═══ Information provided ═══
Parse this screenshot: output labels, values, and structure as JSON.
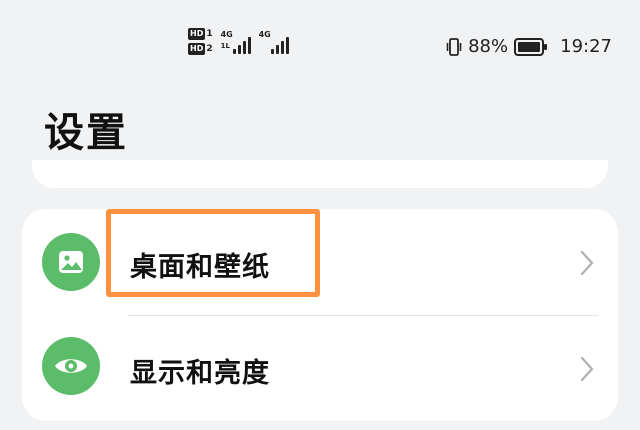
{
  "status_bar": {
    "sim1_badge": "HD",
    "sim1_number": "1",
    "sim2_badge": "HD",
    "sim2_number": "2",
    "sim1_network": "4G",
    "sim1_sub": "1L",
    "sim2_network": "4G",
    "battery_percent": "88%",
    "time": "19:27",
    "icons": [
      "vibrate-icon",
      "battery-icon",
      "signal-icon"
    ]
  },
  "page": {
    "title": "设置"
  },
  "settings": {
    "items": [
      {
        "label": "桌面和壁纸",
        "icon": "image-icon"
      },
      {
        "label": "显示和亮度",
        "icon": "eye-icon"
      }
    ]
  },
  "colors": {
    "background": "#f1f2f4",
    "card": "#ffffff",
    "icon_green": "#5bbd6a",
    "highlight": "#ff9140"
  }
}
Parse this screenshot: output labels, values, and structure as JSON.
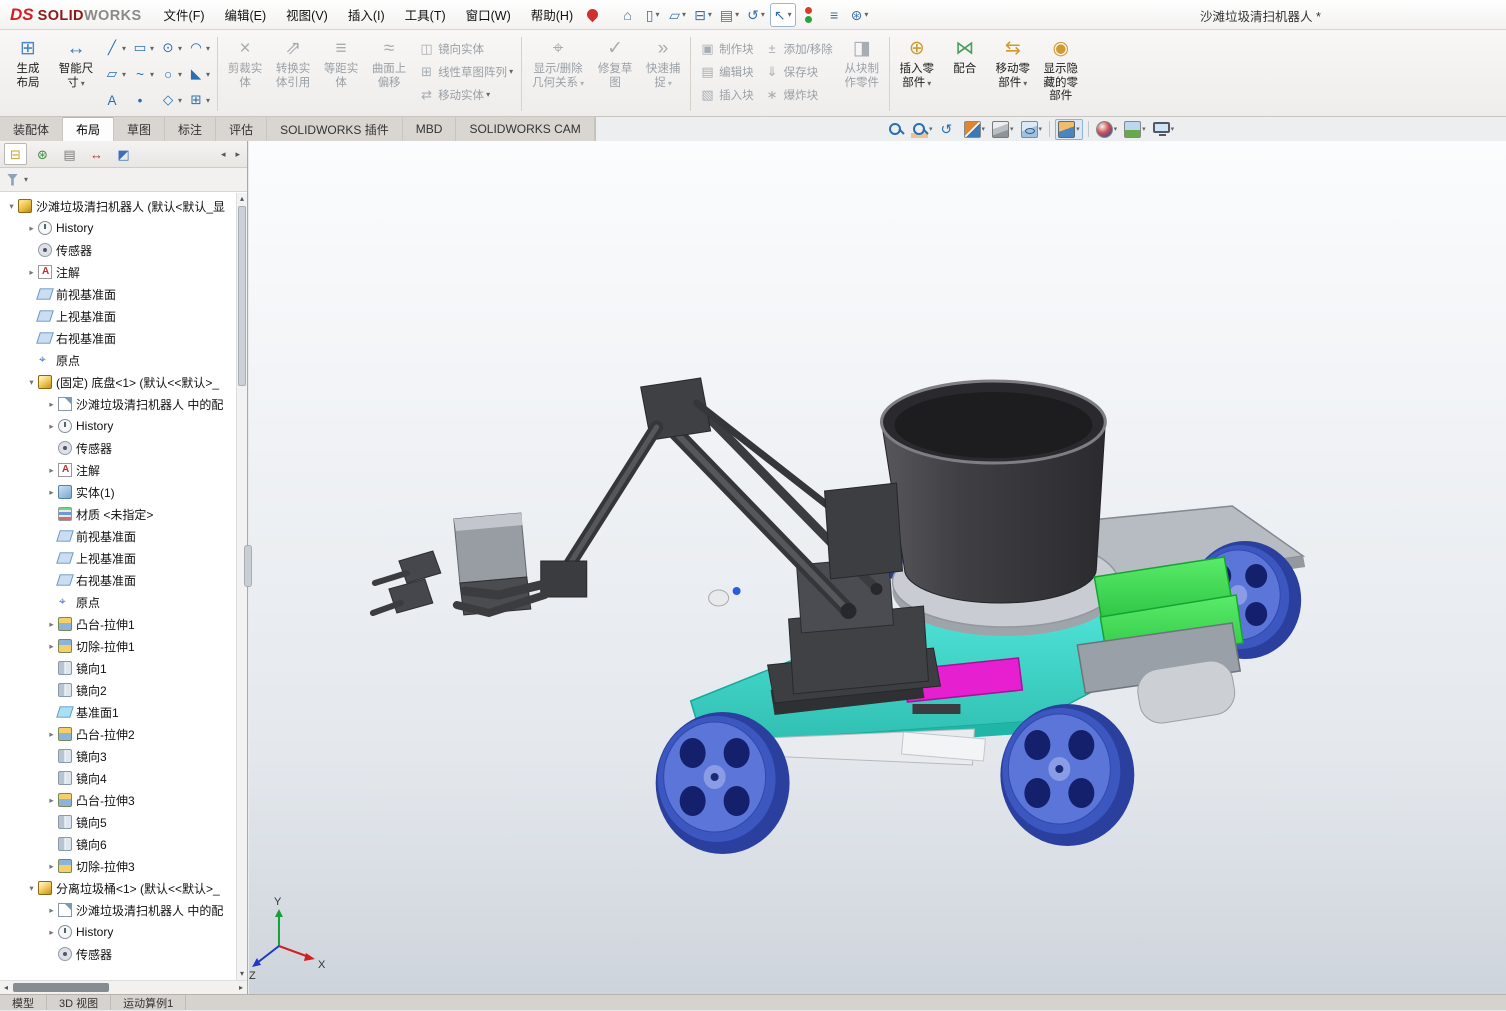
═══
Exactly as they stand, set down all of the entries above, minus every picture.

* [Your solution]
Parse this screenshot: output labels, values, and structure as JSON.
{
  "status_bar": {
    "sim1_badge": "HD",
    "sim1_number": "1",
    "sim2_badge": "HD",
    "sim2_number": "2",
    "sim1_network": "4G",
    "sim1_sub": "1L",
    "sim2_network": "4G",
    "battery_percent": "88%",
    "time": "19:27",
    "icons": [
      "vibrate-icon",
      "battery-icon",
      "signal-icon"
    ]
  },
  "page": {
    "title": "设置"
  },
  "settings": {
    "items": [
      {
        "label": "桌面和壁纸",
        "icon": "image-icon"
      },
      {
        "label": "显示和亮度",
        "icon": "eye-icon"
      }
    ]
  },
  "colors": {
    "background": "#f1f2f4",
    "card": "#ffffff",
    "icon_green": "#5bbd6a",
    "highlight": "#ff9140"
  }
}
Parse this screenshot: output labels, values, and structure as JSON.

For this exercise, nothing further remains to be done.